The work in the Danish social lab is closely connected with the everyday life for the end users – i.e. the inhabitants of the council housing. But it also invariably connects with broader plans at the municipal level for development of the local area, not only for water use and water management but also for recreational activities, greening of the physical environment, and local economic development. It thus becomes relevant and necessary to involve a broad range of stakeholders. All of this hubbub is supported by CORO Lab, a boundary-crossing organization established precisely to support collaboration among local actors working to couple innovation with societal challenges.
Navigating in complexity
To widen the learning cycle of the social lab, organizations involved in the planning, delivery and use of water from different local communities across Denmark are involved in the lab as well. Meeting regularly to exchange experiences and support one another in navigating the complexity of collaboration and co-creation, these practitioners give us an invaluable link to the real-world practices that we seek to learn from and support.
Focusing on the end user
Across all of these cases, we pay special attention to the roles played by civil society actors – organized or not – outside of the ‘usual suspects’ of organizations. By focusing on the end user, the citizen and the initiatives coming from civil society we want to understand how these newcomers can be fruitfully integrated into the overlapping and complex processes of innovation and local (re-)planning in the face of climate change adaptation. A great many of the challenges we face in the future are very complex and can only be solved by inviting a patchwork of stakeholders into the problem-solving process. The goal is to understand both the do’s and the don’ts of multi-perspective planning and cross-sectoral collaboration by those who are keen to leave behind the silo mentality of yesteryear.
Partners and stakeholders include:
Partners and stakeholders include:
Boligselskabet Sjælland – non-profit housing company
FORS A/S (utility company)
Roskilde Kongrescenter Bauhaus Arena
Lemvig Vand og Spildevand A/S (utility company)
Hedensted Spildevand A/S (utility company)
VIA University College
VandCenterSyd (utility company)
Social Lab 4 – Colombia
Kanalitojo – Puerto Carreño – Vichada
There are people in the world that do not have acces to electric energy, for example the indigenous population in Vichada, Colombia.
Therefore, the Ideas para el Cambio program from Colciencias promotes collaboration between industry, academia and civil society in order to provide electric energy to the Kanalitojo community located in Puerto Carreño, Vichada.
In the social lab, the actors of the project:
- Raise their voices before politicians in order to maintain the project despite changes in leadership.
- Look for new actors committed to the project, especially from the civil society and researchers.

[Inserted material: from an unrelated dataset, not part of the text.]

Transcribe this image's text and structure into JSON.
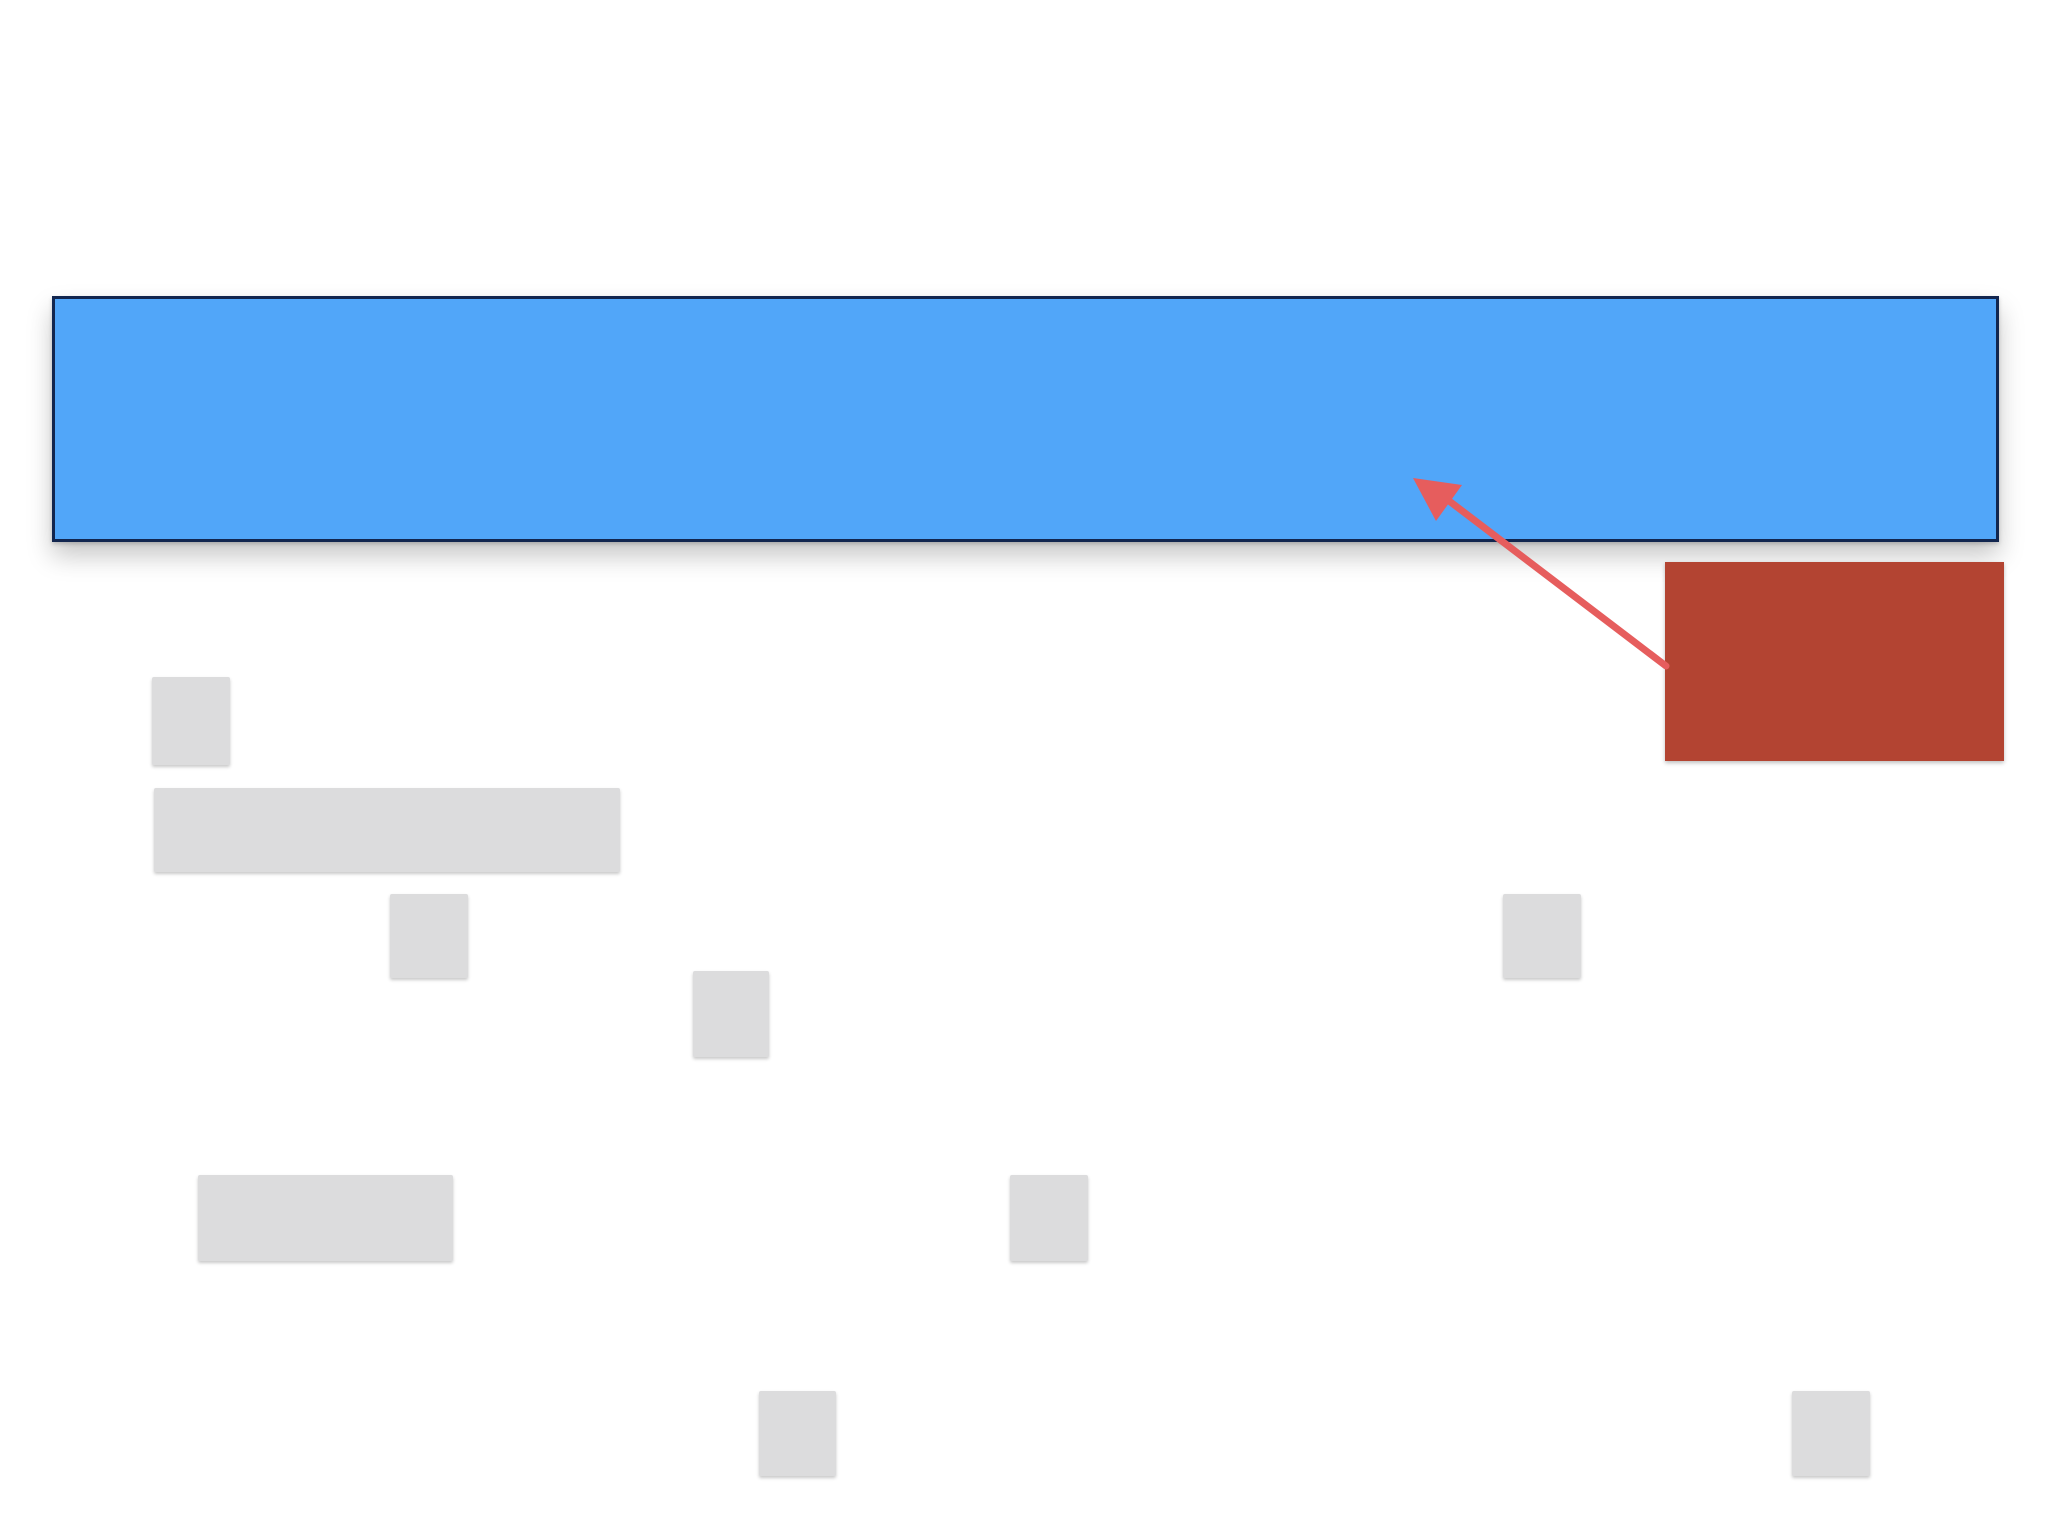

With access to electric energy, the community has been able to change habits such as the way by which it processes cassava. The community increase its request for technology to facilitate the daily work of peasants who cooks cassava.
In terms of social innovation, the project fosters a shared space, which the community did not have before. Collaborative ideas are discussed and new projects are proposed to Colciencias. Learning by doing is positively incorporated in the community. Research will also be undertaken to deepen the understanding of the social practices.
Navigating in complexity
Previous paradigms preventing industry to work directly with the community are overcome. However, industry requests permanent leadership from the public sector. While this discussion takes place, the active participation from the community fills the gap and gets empowered.
ACAC is monitoring the process and listens permanently to concerns or complaints from the different actors involved in the project.
- Promoting energy savings
- Further involvement of new local leaders to the project.
- Improving technology transfer to the community.
- Create stronger links between the actors representing the four helices and perhaps incorporate actors from the fifth helix (environment)
- Promoting sustainable development practices within the community.